● **Entries supplied**:
++++++

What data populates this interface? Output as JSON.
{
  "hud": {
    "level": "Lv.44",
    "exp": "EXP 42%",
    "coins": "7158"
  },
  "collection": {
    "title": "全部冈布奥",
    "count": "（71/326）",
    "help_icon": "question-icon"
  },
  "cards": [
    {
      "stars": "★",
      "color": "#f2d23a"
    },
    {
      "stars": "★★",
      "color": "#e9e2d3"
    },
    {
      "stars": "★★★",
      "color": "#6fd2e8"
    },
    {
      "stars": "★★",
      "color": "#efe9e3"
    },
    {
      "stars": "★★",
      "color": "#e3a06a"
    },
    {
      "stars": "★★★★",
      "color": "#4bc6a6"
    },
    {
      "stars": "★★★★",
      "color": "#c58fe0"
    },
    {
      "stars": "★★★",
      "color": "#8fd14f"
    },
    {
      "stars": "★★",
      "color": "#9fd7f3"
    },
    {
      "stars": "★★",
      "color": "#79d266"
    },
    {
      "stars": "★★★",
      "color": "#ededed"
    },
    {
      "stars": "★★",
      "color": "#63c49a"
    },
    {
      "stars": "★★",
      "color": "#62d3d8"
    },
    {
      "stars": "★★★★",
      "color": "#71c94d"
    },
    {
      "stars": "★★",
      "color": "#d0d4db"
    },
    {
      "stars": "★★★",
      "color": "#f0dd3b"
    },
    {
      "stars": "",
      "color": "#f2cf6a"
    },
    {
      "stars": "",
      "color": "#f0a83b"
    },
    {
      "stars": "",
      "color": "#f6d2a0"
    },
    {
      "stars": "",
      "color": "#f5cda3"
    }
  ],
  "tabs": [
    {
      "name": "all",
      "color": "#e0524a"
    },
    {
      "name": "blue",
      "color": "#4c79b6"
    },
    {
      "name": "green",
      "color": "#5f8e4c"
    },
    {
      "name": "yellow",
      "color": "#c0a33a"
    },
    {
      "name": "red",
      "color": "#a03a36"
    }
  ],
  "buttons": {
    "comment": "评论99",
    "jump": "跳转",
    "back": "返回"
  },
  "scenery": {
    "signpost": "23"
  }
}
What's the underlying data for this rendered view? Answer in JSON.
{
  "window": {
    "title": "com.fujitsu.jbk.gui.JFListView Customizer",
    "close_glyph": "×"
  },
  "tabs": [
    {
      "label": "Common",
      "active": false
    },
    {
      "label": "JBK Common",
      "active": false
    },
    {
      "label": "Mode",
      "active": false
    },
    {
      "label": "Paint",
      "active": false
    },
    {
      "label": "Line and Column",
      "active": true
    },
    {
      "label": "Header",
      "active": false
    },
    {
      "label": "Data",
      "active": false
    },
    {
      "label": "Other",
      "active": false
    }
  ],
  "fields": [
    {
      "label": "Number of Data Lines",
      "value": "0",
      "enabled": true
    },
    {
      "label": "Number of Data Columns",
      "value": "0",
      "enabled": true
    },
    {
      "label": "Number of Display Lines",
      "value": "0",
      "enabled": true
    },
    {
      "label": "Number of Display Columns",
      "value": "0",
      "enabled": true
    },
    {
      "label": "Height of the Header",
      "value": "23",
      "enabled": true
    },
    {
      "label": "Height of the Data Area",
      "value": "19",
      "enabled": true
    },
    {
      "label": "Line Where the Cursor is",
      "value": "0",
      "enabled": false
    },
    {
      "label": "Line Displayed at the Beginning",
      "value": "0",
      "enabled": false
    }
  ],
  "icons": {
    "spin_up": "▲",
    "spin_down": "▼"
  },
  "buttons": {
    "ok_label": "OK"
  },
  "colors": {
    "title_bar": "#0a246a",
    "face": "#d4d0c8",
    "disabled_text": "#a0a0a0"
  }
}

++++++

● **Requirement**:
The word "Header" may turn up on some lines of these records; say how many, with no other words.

● **Response to this task**:
2